“We have to support each other, and I think that’s what Hillary Clinton will do,” she added. “She sat down with us mothers, and she was concerned about our injustices. She asked what she could do about it. We told her all of our stories. She wants to implement them into law.”
Eric Garner died in 2014 after a New York Police Department officer put him in a chokehold. Garner repeated “I can’t breathe” several times. A grand jury decided not to indict the officer, igniting protests alleging police brutality.
Carr’s story of losing her son is similar to those of Geneva Reed-Veal, mother of Sandra Bland, and Maria Hamilton, mother of Dontre Hamilton.

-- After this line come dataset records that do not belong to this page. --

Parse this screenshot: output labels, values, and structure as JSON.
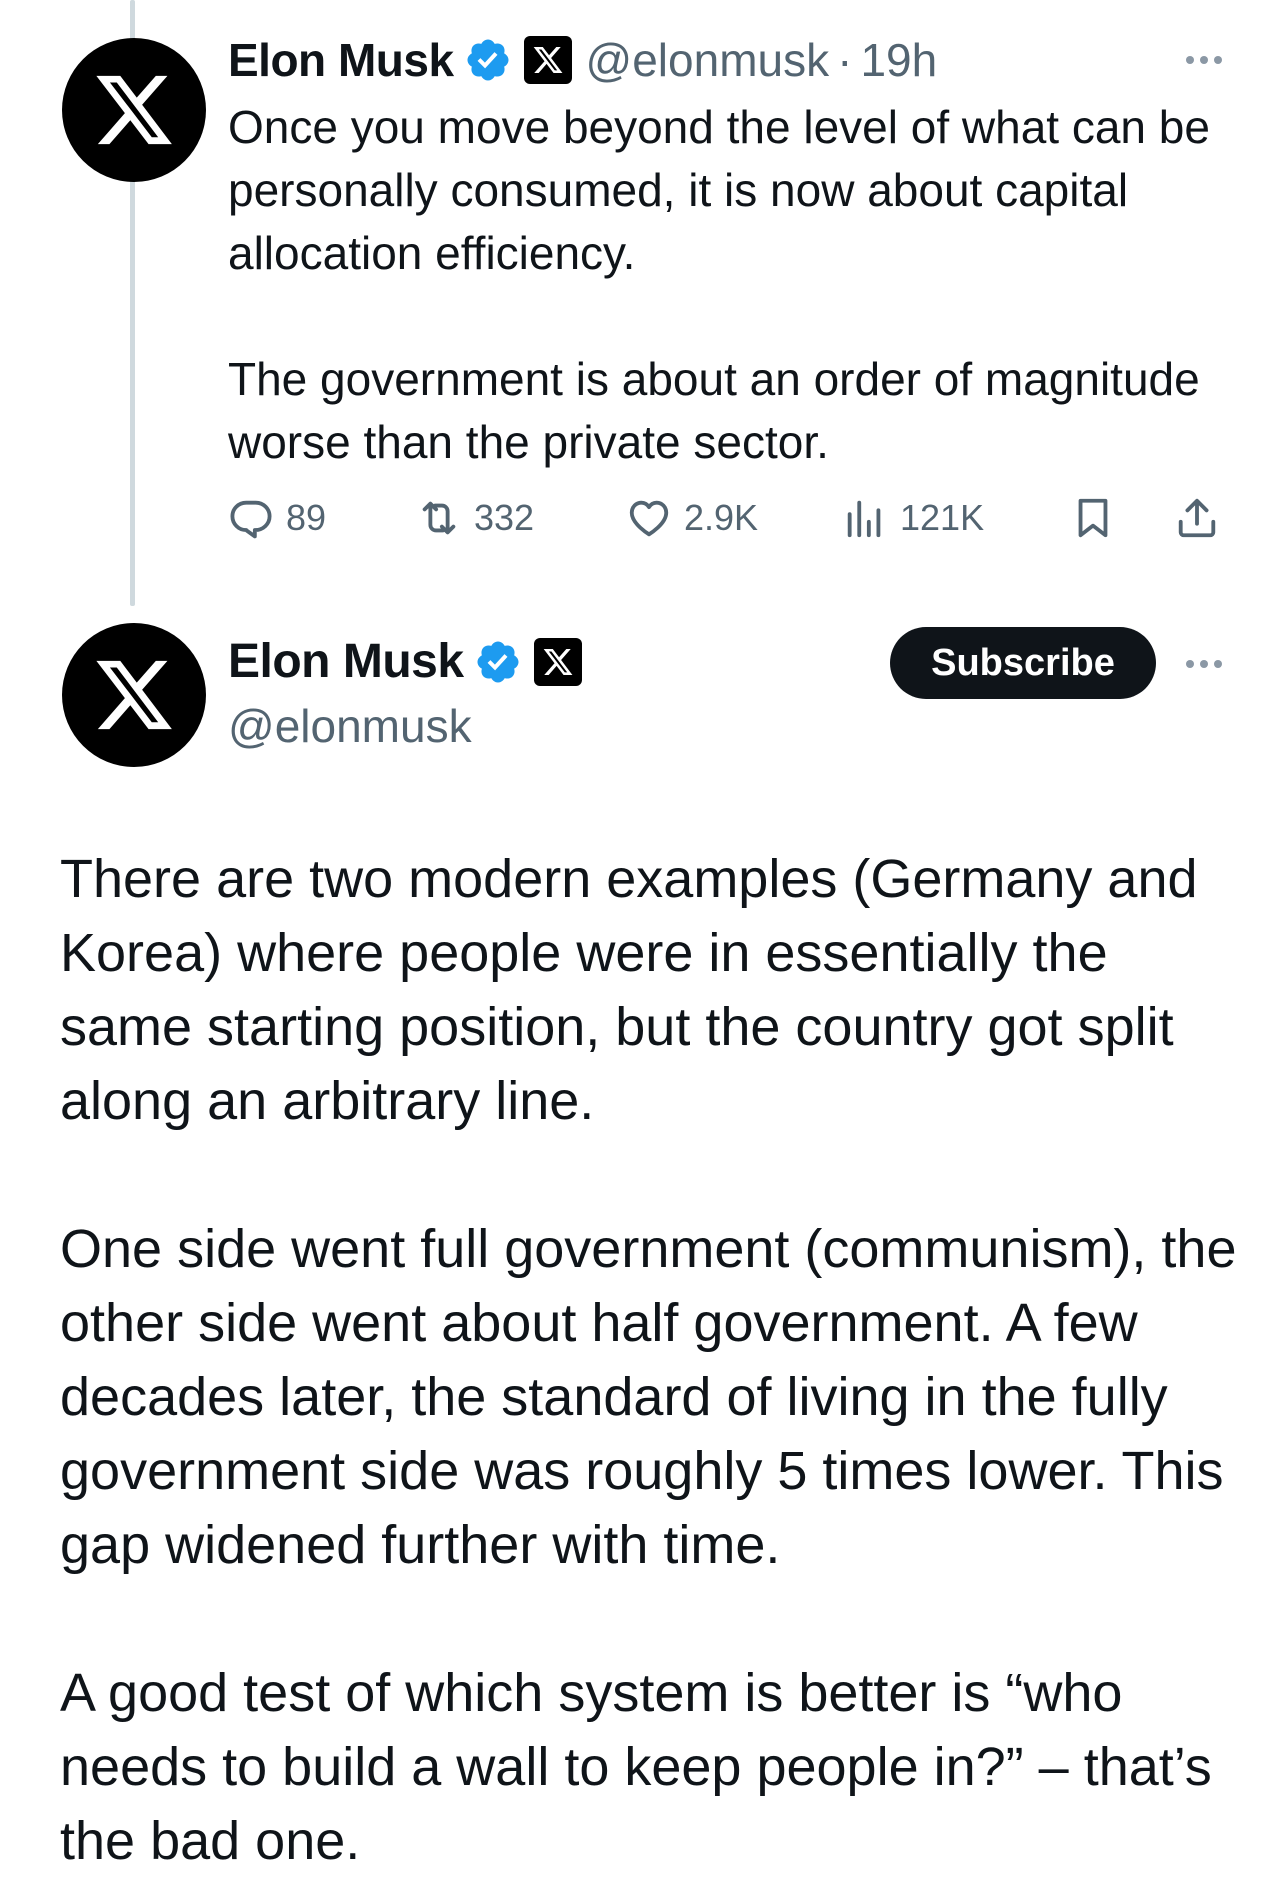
{
  "reply_tweet": {
    "author_name": "Elon Musk",
    "handle": "@elonmusk",
    "separator": "·",
    "time": "19h",
    "paragraphs": [
      "Once you move beyond the level of what can be personally consumed, it is now about capital allocation efficiency.",
      "The government is about an order of magnitude worse than the private sector."
    ],
    "stats": {
      "replies": "89",
      "reposts": "332",
      "likes": "2.9K",
      "views": "121K"
    }
  },
  "main_tweet": {
    "author_name": "Elon Musk",
    "handle": "@elonmusk",
    "subscribe_label": "Subscribe",
    "paragraphs": [
      "There are two modern examples (Germany and Korea) where people were in essentially the same starting position, but the country got split along an arbitrary line.",
      "One side went full government (communism), the other side went  about half government. A few decades later, the standard of living in the fully government side was roughly 5 times lower. This gap widened further with time.",
      "A good test of which system is better is “who needs to build a wall to keep people in?” – that’s the bad one."
    ]
  },
  "icons": {
    "avatar": "x-logo-icon",
    "verified": "verified-badge-icon",
    "affiliation": "x-badge-icon",
    "reply": "reply-icon",
    "repost": "repost-icon",
    "like": "heart-icon",
    "views": "views-chart-icon",
    "bookmark": "bookmark-icon",
    "share": "share-icon",
    "more": "more-dots-icon"
  },
  "colors": {
    "verified_blue": "#1d9bf0",
    "text_primary": "#0f1419",
    "text_secondary": "#536471",
    "thread_line": "#cfd9de"
  }
}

Bland was arrested in Texas in July 2015 for a minor traffic violation and allegedly assaulting an officer. Days later, she was found hanged in a Texas jail cell. Though the county coroner classified Bland’s death a suicide, protesters disputed the cause of death and alleged that racially motivated violence had taken place during the traffic stop.
“We’re dealing with a broken criminal justice system,” Reed-Veal said. “It’s criminal what’s going on in the criminal justice system.”

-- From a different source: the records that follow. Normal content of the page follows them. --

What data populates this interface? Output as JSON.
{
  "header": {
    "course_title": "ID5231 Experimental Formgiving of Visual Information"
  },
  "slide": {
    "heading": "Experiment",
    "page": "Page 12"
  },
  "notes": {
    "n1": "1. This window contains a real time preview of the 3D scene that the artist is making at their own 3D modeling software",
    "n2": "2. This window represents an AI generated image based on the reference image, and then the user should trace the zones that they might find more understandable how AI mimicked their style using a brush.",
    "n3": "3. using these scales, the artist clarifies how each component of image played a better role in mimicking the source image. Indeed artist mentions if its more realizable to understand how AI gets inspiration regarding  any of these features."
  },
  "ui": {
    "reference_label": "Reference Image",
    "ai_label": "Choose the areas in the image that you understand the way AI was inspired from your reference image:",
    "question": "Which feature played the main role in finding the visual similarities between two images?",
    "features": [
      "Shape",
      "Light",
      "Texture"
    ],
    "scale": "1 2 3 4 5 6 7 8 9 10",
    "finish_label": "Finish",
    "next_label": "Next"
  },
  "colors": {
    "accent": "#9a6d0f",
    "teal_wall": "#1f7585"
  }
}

Dontre Hamilton died in 2014 at Red Arrow Park in Milwaukee after an officer shot him 14 times. Though the officer was fired from the police department, no charges were filed.
“The way that the system was set up, the way it was created, there was no justice for black Americans,” Hamilton said. “We still are fighting for the right to have that justice.”
Fighting through tears, their voices cracking, the three “Mothers of the Movement” called for a dramatic shift in how police officers treat African-Americans.
The event had its share of dark moments that left the audience silent. Even so, Carr, Hamilton and Reed-Veal sought to deliver an optimistic message.
“We can change the narrative of how we’re being policed and how the politicians write laws and bills that govern us and our community,” Hamilton said.
Bryan Anderson: @bryanranderson